→ Problem requirements
Pick every line out of the entries below that holds the string "user", and report them.

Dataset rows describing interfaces
⁂
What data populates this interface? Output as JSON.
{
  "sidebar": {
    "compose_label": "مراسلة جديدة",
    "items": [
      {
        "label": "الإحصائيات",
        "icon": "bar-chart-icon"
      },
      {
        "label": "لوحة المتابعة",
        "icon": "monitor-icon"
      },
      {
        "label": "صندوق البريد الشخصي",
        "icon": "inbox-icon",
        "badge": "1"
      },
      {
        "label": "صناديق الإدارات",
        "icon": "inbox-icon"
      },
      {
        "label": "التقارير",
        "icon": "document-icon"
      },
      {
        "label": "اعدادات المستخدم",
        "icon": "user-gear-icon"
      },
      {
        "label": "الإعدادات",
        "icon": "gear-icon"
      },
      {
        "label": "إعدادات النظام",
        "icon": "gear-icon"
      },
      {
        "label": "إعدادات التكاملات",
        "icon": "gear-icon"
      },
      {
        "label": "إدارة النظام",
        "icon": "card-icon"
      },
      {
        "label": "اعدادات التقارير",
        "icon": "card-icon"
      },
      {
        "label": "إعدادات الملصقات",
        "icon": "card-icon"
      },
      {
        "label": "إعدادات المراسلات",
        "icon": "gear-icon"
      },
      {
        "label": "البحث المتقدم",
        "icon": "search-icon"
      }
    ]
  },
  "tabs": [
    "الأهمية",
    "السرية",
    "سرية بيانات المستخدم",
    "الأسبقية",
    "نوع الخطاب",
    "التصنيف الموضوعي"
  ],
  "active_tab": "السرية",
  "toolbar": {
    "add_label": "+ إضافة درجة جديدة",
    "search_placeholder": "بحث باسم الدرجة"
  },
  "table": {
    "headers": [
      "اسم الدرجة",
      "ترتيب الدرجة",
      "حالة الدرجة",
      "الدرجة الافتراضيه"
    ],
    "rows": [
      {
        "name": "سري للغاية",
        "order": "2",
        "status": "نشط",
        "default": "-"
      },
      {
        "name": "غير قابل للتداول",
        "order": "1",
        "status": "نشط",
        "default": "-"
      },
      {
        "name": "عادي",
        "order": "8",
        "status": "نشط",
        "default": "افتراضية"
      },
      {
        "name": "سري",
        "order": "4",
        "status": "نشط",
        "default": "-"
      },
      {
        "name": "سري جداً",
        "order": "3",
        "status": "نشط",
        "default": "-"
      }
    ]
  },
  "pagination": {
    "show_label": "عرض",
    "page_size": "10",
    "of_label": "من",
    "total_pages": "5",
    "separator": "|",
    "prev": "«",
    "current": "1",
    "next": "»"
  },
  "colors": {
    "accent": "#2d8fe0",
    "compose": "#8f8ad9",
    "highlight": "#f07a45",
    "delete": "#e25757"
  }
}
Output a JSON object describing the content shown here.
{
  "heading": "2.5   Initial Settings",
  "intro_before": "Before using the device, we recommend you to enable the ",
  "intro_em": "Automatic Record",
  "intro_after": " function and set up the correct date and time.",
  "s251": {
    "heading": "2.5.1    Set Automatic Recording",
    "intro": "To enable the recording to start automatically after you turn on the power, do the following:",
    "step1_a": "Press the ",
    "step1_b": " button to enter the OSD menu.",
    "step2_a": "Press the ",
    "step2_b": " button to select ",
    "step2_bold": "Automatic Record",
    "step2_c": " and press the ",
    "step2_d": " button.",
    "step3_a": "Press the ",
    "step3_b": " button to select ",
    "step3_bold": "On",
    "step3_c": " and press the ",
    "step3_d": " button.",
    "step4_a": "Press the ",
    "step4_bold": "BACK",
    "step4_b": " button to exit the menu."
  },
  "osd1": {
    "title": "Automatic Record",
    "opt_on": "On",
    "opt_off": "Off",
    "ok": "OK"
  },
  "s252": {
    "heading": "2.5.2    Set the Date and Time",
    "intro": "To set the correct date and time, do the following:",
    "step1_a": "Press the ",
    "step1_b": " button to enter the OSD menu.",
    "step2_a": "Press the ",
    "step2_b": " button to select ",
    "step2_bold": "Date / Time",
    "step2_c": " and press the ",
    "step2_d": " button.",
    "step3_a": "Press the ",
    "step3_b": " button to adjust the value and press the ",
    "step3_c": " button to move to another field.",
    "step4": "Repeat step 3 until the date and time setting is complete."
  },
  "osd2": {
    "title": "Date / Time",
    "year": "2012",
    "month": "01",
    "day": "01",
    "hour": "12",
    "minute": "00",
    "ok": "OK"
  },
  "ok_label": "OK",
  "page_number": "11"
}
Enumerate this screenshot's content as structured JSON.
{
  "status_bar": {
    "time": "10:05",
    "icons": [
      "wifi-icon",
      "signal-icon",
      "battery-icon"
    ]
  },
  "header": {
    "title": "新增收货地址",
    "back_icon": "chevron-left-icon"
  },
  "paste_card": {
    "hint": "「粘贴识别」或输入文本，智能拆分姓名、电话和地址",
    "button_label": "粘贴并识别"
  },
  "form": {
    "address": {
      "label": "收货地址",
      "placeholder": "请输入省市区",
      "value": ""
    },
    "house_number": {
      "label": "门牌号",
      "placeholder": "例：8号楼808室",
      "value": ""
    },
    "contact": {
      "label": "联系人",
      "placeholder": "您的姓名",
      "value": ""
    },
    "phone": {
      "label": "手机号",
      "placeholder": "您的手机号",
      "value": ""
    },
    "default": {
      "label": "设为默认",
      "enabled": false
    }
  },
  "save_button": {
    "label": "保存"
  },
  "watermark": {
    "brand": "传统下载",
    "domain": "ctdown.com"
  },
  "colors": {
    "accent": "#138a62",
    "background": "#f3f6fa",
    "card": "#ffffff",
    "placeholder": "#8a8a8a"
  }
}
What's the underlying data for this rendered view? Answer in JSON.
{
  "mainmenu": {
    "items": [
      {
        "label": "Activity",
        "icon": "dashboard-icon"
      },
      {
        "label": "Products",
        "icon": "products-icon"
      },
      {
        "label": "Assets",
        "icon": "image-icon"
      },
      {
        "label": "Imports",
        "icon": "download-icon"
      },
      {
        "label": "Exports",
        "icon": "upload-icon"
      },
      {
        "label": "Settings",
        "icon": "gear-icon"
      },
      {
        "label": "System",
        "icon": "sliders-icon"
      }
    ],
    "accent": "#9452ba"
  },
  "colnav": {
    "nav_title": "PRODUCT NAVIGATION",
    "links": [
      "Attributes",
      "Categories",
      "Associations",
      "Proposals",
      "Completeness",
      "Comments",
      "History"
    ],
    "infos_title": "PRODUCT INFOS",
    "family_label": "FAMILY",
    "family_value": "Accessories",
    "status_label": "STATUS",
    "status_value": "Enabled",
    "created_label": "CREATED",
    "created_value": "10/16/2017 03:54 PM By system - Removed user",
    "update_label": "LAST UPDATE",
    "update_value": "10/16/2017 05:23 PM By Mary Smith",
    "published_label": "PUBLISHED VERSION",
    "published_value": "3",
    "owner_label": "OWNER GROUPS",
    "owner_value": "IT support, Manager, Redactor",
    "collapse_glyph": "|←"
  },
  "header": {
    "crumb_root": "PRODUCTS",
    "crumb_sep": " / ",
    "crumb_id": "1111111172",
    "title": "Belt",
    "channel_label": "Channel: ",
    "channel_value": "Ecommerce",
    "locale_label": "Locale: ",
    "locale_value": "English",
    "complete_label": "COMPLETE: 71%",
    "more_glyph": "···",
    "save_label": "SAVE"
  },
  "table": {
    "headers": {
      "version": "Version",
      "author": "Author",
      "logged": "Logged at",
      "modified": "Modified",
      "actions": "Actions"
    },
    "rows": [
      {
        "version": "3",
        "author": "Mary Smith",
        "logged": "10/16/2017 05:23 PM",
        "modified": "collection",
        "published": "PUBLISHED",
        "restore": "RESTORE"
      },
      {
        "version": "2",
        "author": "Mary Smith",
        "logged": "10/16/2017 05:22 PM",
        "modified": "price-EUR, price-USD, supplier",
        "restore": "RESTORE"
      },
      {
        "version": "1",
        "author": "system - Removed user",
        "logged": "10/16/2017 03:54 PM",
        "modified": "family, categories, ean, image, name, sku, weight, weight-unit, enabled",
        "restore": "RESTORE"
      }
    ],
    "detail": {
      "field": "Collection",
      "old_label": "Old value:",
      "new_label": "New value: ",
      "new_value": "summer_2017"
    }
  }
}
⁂
→ Answer to the problem
        "icon": "user-gear-icon"
    "created_value": "10/16/2017 03:54 PM By system - Removed user",
        "author": "system - Removed user",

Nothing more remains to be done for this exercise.